- **INPUT MATERIAL**
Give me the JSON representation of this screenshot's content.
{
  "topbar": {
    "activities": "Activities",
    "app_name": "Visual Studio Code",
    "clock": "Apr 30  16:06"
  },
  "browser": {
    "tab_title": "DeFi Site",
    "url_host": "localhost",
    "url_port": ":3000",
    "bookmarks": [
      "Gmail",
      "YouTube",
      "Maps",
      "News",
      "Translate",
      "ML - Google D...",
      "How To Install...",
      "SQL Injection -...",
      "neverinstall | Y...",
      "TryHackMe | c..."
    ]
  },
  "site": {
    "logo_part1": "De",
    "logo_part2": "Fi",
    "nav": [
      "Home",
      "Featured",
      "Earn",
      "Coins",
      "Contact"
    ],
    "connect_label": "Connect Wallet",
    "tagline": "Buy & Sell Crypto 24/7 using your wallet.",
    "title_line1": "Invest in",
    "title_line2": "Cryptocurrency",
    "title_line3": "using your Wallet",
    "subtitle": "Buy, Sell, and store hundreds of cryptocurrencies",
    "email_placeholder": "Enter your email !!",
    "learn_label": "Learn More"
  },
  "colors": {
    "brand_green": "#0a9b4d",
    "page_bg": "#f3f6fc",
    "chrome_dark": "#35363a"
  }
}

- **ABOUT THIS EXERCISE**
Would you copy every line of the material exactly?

- **RESPONSE BOX**
Give me the JSON representation of this screenshot's content.
{
  "topbar": {
    "activities": "Activities",
    "app_name": "Visual Studio Code",
    "clock": "Apr 30  16:06"
  },
  "browser": {
    "tab_title": "DeFi Site",
    "url_host": "localhost",
    "url_port": ":3000",
    "bookmarks": [
      "Gmail",
      "YouTube",
      "Maps",
      "News",
      "Translate",
      "ML - Google D...",
      "How To Install...",
      "SQL Injection -...",
      "neverinstall | Y...",
      "TryHackMe | c..."
    ]
  },
  "site": {
    "logo_part1": "De",
    "logo_part2": "Fi",
    "nav": [
      "Home",
      "Featured",
      "Earn",
      "Coins",
      "Contact"
    ],
    "connect_label": "Connect Wallet",
    "tagline": "Buy & Sell Crypto 24/7 using your wallet.",
    "title_line1": "Invest in",
    "title_line2": "Cryptocurrency",
    "title_line3": "using your Wallet",
    "subtitle": "Buy, Sell, and store hundreds of cryptocurrencies",
    "email_placeholder": "Enter your email !!",
    "learn_label": "Learn More"
  },
  "colors": {
    "brand_green": "#0a9b4d",
    "page_bg": "#f3f6fc",
    "chrome_dark": "#35363a"
  }
}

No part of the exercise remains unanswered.